Workshop of Jan Sanders van Hemessen (Netherlandish, active by ca. 1524, died ca. 1564)
Oil on wood; 43 7/8 x 59 1/2 in. (111.4 x 151.1 cm)
Purchase, 1871 (71.155)

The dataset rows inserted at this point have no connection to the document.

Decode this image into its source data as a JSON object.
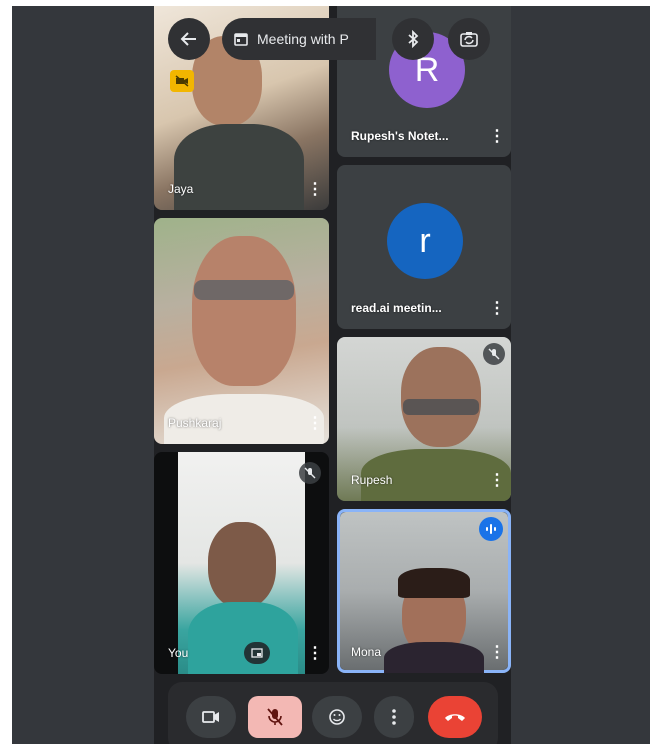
{
  "top_bar": {
    "meeting_title": "Meeting with P",
    "back_icon": "arrow-left-icon",
    "calendar_icon": "calendar-icon",
    "bluetooth_icon": "bluetooth-icon",
    "switch_camera_icon": "switch-camera-icon"
  },
  "participants": [
    {
      "name": "Jaya",
      "status": "camera-off-badge"
    },
    {
      "name": "Rupesh's Notet...",
      "avatar_letter": "R",
      "avatar_color": "#8e61cf"
    },
    {
      "name": "read.ai meetin...",
      "avatar_letter": "r",
      "avatar_color": "#1565c0"
    },
    {
      "name": "Pushkaraj"
    },
    {
      "name": "Rupesh",
      "status": "muted"
    },
    {
      "name": "You",
      "status": "muted"
    },
    {
      "name": "Mona",
      "status": "speaking"
    }
  ],
  "controls": {
    "camera": "camera-icon",
    "mic": "mic-off-icon",
    "reactions": "emoji-icon",
    "more": "more-vertical-icon",
    "end_call": "end-call-icon"
  },
  "colors": {
    "background": "#202124",
    "speaking_accent": "#8ab4f8",
    "end_call": "#ea4335",
    "mic_off_bg": "#f3b8b4",
    "camera_off_badge": "#f2b600"
  }
}
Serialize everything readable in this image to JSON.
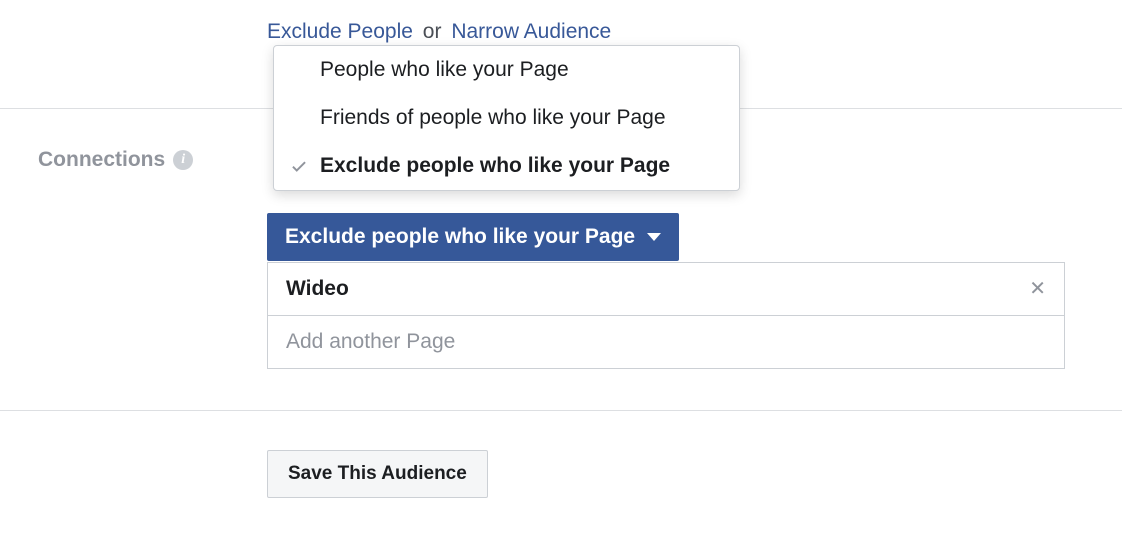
{
  "top_links": {
    "exclude": "Exclude People",
    "or": "or",
    "narrow": "Narrow Audience"
  },
  "section": {
    "label": "Connections"
  },
  "dropdown": {
    "options": [
      {
        "label": "People who like your Page",
        "selected": false
      },
      {
        "label": "Friends of people who like your Page",
        "selected": false
      },
      {
        "label": "Exclude people who like your Page",
        "selected": true
      }
    ],
    "selected_label": "Exclude people who like your Page"
  },
  "tokens": {
    "items": [
      {
        "label": "Wideo"
      }
    ],
    "add_placeholder": "Add another Page"
  },
  "save_button": "Save This Audience"
}
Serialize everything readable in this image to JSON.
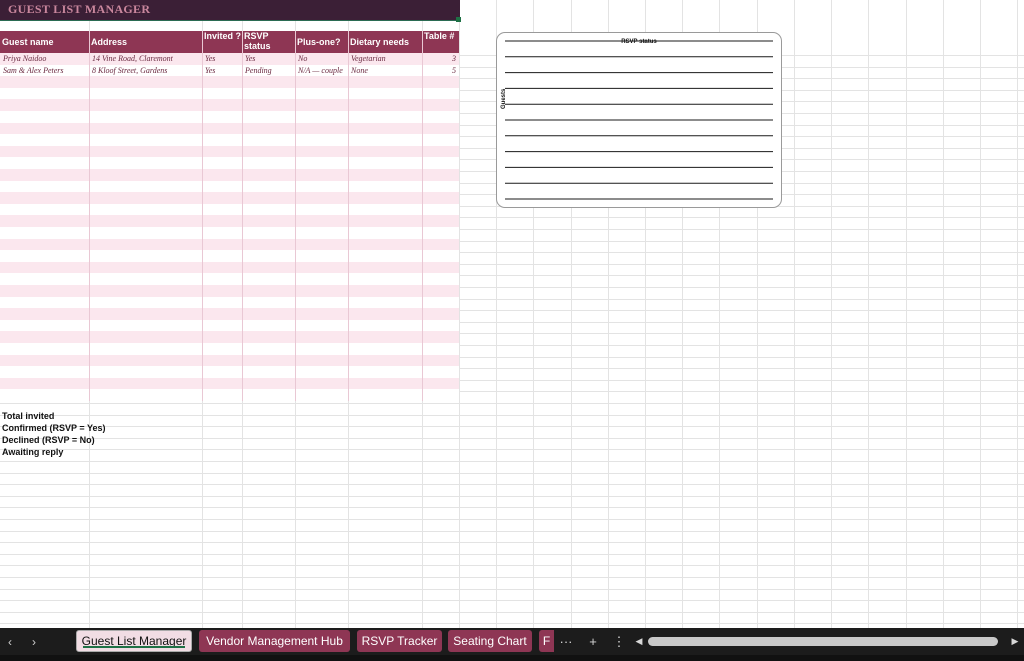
{
  "sheet": {
    "title": "GUEST LIST MANAGER",
    "columns": [
      "Guest name",
      "Address",
      "Invited ?",
      "RSVP status",
      "Plus-one?",
      "Dietary needs",
      "Table #"
    ],
    "rows": [
      [
        "Priya Naidoo",
        "14 Vine Road, Claremont",
        "Yes",
        "Yes",
        "No",
        "Vegetarian",
        "3"
      ],
      [
        "Sam & Alex Peters",
        "8 Kloof Street, Gardens",
        "Yes",
        "Pending",
        "N/A — couple",
        "None",
        "5"
      ]
    ],
    "summary": [
      "Total invited",
      "Confirmed (RSVP = Yes)",
      "Declined (RSVP = No)",
      "Awaiting reply"
    ]
  },
  "chart": {
    "title": "RSVP status",
    "ylabel": "Guests"
  },
  "tabs": {
    "prev": "‹",
    "next": "›",
    "items": [
      {
        "label": "Guest List Manager",
        "active": true
      },
      {
        "label": "Vendor Management Hub",
        "active": false
      },
      {
        "label": "RSVP Tracker",
        "active": false
      },
      {
        "label": "Seating Chart",
        "active": false
      },
      {
        "label": "F",
        "active": false
      }
    ],
    "more": "···",
    "add": "+",
    "options": "⋮",
    "scroll_left": "◀",
    "scroll_right": "▶"
  },
  "colors": {
    "banner": "#3b1f36",
    "header": "#8e3654",
    "band": "#fbe7ee",
    "accent": "#1e7145"
  }
}
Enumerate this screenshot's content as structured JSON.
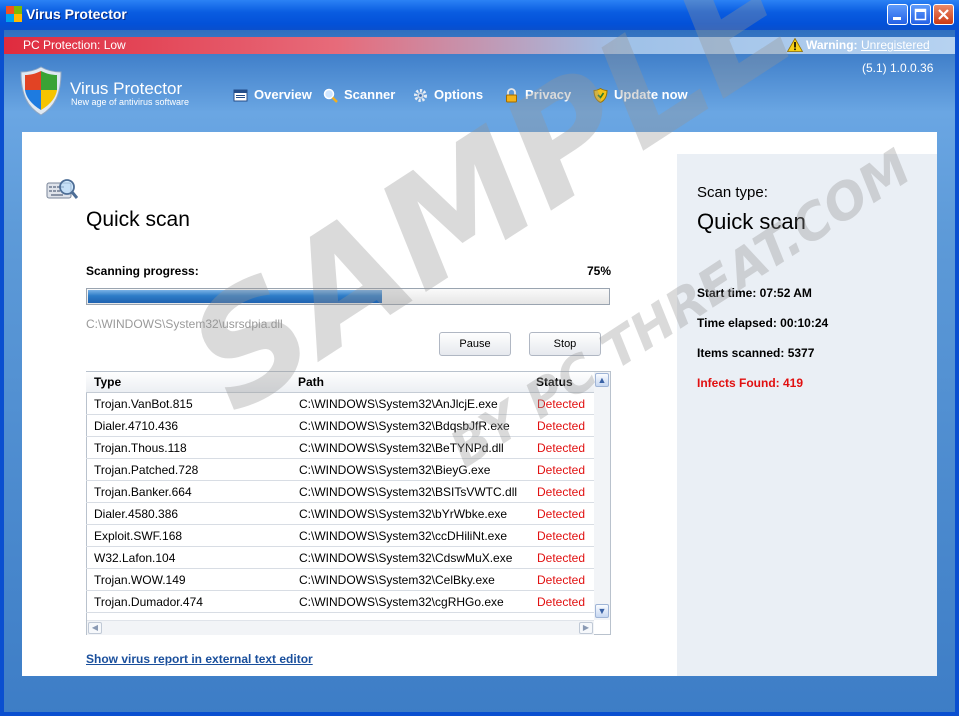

This painting illustrates the moment Matthew turned from being the tax collector of Capernaum to follow Christ as an apostle, eventually becoming author of the first gospel. In the upper right of the composition, Christ is shown beckoning to Matthew in a style of gesture reminiscent of Italian art. Represented at the left in the immediate foreground is Matthew, whose arms and head are dramatically foreshortened as he turns toward Christ, responding to his call. Two of Matthew's colleagues continue with their work, engrossed in the tasks of counting money and recording payments, oblivious to the momentous occurrence in their midst. Jan van Hemessen, who became dean of the Antwerp Guild of Saint Luke in 1548, executed several versions of this scene. They all feature his typically muscular and palpably three-dimensional figures, a densely packed foreground of abruptly cropped forms, and vigorous, even flamboyant gestureselements that became the hallmarks of the artist's Mannerist style. Active during the heart of the Reformation era, van Hemessen was among the earliest (and most effective) Netherlandish artists to exploit the genre character of biblical subjectsoften for moralizing effect. The subject of the Calling of Matthew, for example, was used to explore the vice of greed and money's power to distract us from righteousness. This version, produced by van Hemessen's workshop, is a near copy of a painting from the artist's hand of about 1540, now in the Kunsthistorisches Museum in Viennaonly the background is different. The figure of Matthew in this version is a concealed portrait of Emperor Charles V.